Our love letter to the ancient Austrian barrel maker located in the Alpen town of Waidhofen, Austria (this seems so mundane for a place that is the paladin of the puncheon, where divinity meets the demi-muid). Whereas most of the world’s barrel makers focus on reds (the number of screeds we receive each year on how so-and-so’s barrel will turn our Mourvedre into DRC amazes me), Fassbinderei Stockinger will be the first to admit that their gently-toasted barrels work better on white wines. When you ask Franz Stockinger about this, he says it with pride and shudders at the idea of over-toasting his carefully sourced wood in the same way a Carolina BBQ master might react to the idea of using beef rather than pork, or a concert pianist to using a Chickering rather than Bosendorfer (as a proud supporter of classic American-made pianos and owner of a vintage Mason & Hamlin, that sentence was hard to write). This wine is a blend of our two Sauvignon Blanc sites—predominately Uboldi with a small amount of Judge—and comes exclusively from a mix of Stockinger barrels of several sizes. Being entirely barrel-fermented, this certainly has more richness than our standard Sonoma Valley SB bottling; however, most will be surprised how subtle the wood influence is on the wine—emphasizing spice and density of the wine rather than overt woodiness. Five barrels made.

Welp… so much for sticking to a case! Morgan - your notes seem to suggest lower alcohols for some of the wines… any chance you can clue us in on the alc level of each?

Was planning to hold to one case but oh well. Thanks Morgan.

hey Morgan, I did some sleuthing based on the podcast and noticed Galloni has the price of this listed much closer to the high end of Bedrock offerings. do you think that’s where it’ll end up?

Easily in for a case of the OVZ and it’s a good thing I don’t mind buying 1s and 2s of different bottlings… [wink.gif]

Damn. How in the name of God can you NOT just dive in and end up meltin’ the credit card? Impossible.

I just listened to the podcasts. A few thoughts:

  • I will buy more than I was planning to.
  • sounds like a year to stock up on OVZ
  • I didn’t get the impression that Calico Syrah was replacing or equivalent to California Syrah so I would expect a higher price. I’m hoping it isn’t as high as Galloni’s listed $65. I would imagine the California Syrah will be part of the November release.
  • Morgan and Chris mention having recently done a Nervo vertical tasting. Sounds like they think the ‘13 is just entering the drinking range and the ‘14 was still young. I really wish they would publish notes and/or drinking ranges when the do verticals or horizontals. Loved it when they published notes on everything from 2007-2010.

I am getting old and forgetful- I just found my notes from when Morgan did the Nervo vertical tasting. I had already put them in the private note section of CellarTracker where I should know to look first.

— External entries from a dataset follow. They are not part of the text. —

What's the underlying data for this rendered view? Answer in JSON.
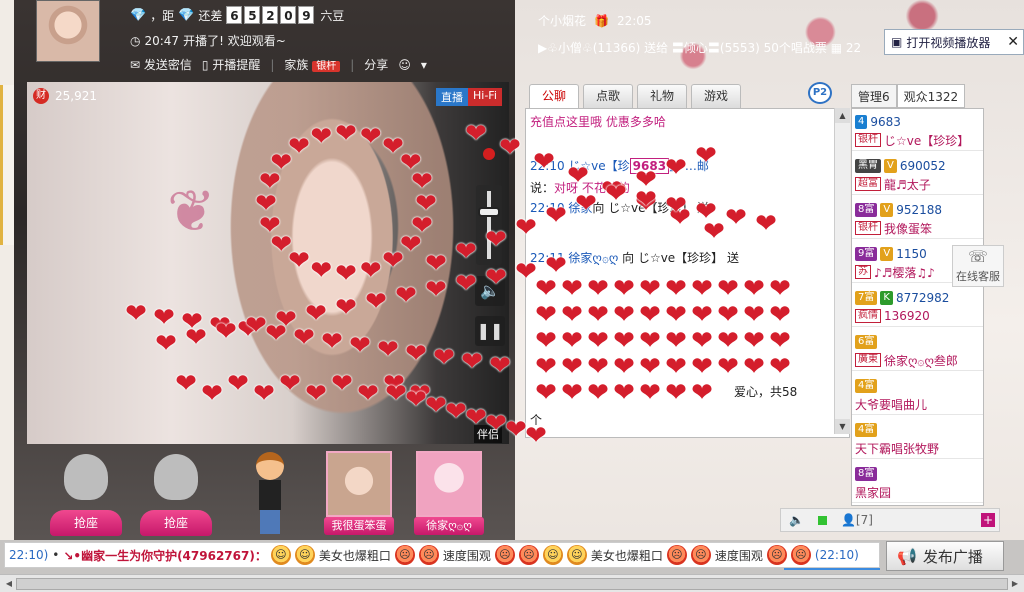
{
  "host": {
    "need_text_a": "，距",
    "need_text_b": "还差",
    "digits": [
      "6",
      "5",
      "2",
      "0",
      "9"
    ],
    "bean_text": "六豆",
    "time": "20:47",
    "status": "开播了! 欢迎观看~",
    "send_message": "发送密信",
    "start_reminder": "开播提醒",
    "family": "家族",
    "family_badge": "银杆",
    "share": "分享"
  },
  "video": {
    "wealth_icon": "财",
    "viewer_count": "25,921",
    "live_label": "直播",
    "quality_label": "Hi-Fi",
    "companion_label": "伴侣"
  },
  "seats": [
    {
      "label": "抢座"
    },
    {
      "label": "抢座"
    }
  ],
  "guards": [
    {
      "name": "我很蛋笨蛋"
    },
    {
      "name": "徐家ღ۞ღ"
    }
  ],
  "top_messages": {
    "line1_name": "个小烟花",
    "line1_time": "22:05",
    "line2": "▶♧小僧♧(11366) 送给 〓倾心〓(5553) 50个唱战票",
    "line2_tail": "22"
  },
  "player_popup": {
    "label": "打开视频播放器",
    "close": "✕"
  },
  "chat": {
    "pip_label": "P2",
    "tabs": [
      "公聊",
      "点歌",
      "礼物",
      "游戏"
    ],
    "lines": [
      {
        "pre": "",
        "text": "充值点这里哦  优惠多多哈",
        "post": ""
      },
      {
        "pre": "22:10 じ☆ve【珍",
        "text": "9683",
        "post": "】 …邮"
      },
      {
        "pre": "说：",
        "text": "对呀  不花钱的",
        "post": ""
      },
      {
        "pre": "22:10 徐家",
        "text": "",
        "post": "向 じ☆ve【珍珍】 送"
      },
      {
        "pre": "22:11 徐家ღ۞ღ",
        "text": "",
        "post": "向 じ☆ve【珍珍】 送"
      },
      {
        "pre": "",
        "text": "",
        "post": "爱心，共58"
      },
      {
        "pre": "个",
        "text": "",
        "post": ""
      }
    ]
  },
  "users_panel": {
    "tab_admin": "管理6",
    "tab_audience": "观众1322",
    "users": [
      {
        "level": "4",
        "tag": "",
        "num": "9683",
        "tag2": "银杆",
        "name": "じ☆ve【珍珍】",
        "lvclass": "bl"
      },
      {
        "level": "黑胃",
        "tag": "V",
        "num": "690052",
        "tag2": "超富",
        "name": "龍♬太子",
        "lvclass": "bk"
      },
      {
        "level": "8富",
        "tag": "V",
        "num": "952188",
        "tag2": "银杆",
        "name": "我像蛋笨",
        "lvclass": "pu"
      },
      {
        "level": "9富",
        "tag": "V",
        "num": "1150",
        "tag2": "苏",
        "name": "♪♬樱落♫♪",
        "lvclass": "pu"
      },
      {
        "level": "7富",
        "tag": "K",
        "num": "8772982",
        "tag2": "疯情",
        "name": "136920",
        "lvclass": "ye"
      },
      {
        "level": "6富",
        "tag": "",
        "num": "",
        "tag2": "廣東",
        "name": "徐家ღ۞ღ叁郎",
        "lvclass": "ye"
      },
      {
        "level": "4富",
        "tag": "",
        "num": "",
        "tag2": "",
        "name": "大爷要唱曲儿",
        "lvclass": "ye"
      },
      {
        "level": "4富",
        "tag": "",
        "num": "",
        "tag2": "",
        "name": "天下霸唱张牧野",
        "lvclass": "ye"
      },
      {
        "level": "8富",
        "tag": "",
        "num": "",
        "tag2": "",
        "name": "黑家园",
        "lvclass": "pu"
      }
    ]
  },
  "service": {
    "label": "在线客服"
  },
  "mini_bar": {
    "count": "[7]",
    "plus": "+"
  },
  "broadcast": {
    "time_start": "22:10)",
    "poster": "↘•幽家一生为你守护(47962767)：",
    "phrase1": "美女也爆粗口",
    "phrase2": "速度围观",
    "phrase3": "美女也爆粗口",
    "phrase4": "速度围观",
    "time_end": "(22:10)",
    "publish_label": "发布广播"
  },
  "colors": {
    "accent_pink": "#c6186a",
    "heart_red": "#d41e2c",
    "live_blue": "#2a77c9"
  }
}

This is probably a 2 case order. Listened to the podcasts yesterday and am excited to add these to the cellar. Going to be really hard not to stack up on a large quantity of OVZ.

If you are trying to limit your order and save your credit card I highly recommend NOT listening to the release notes podcast pileon

I didn’t take my Carlisle allocation in anticipation of this release. Looks like that may pay off.

Tuesday is going to hurt so good…

The way Morgan talked about Calico reminded me a bit of how he characterized Wedrock in the spring, as a “super cuvee.”

I’d expect a similar price point. Anyone open one of those yet, btw?

The podcasts are good and will help.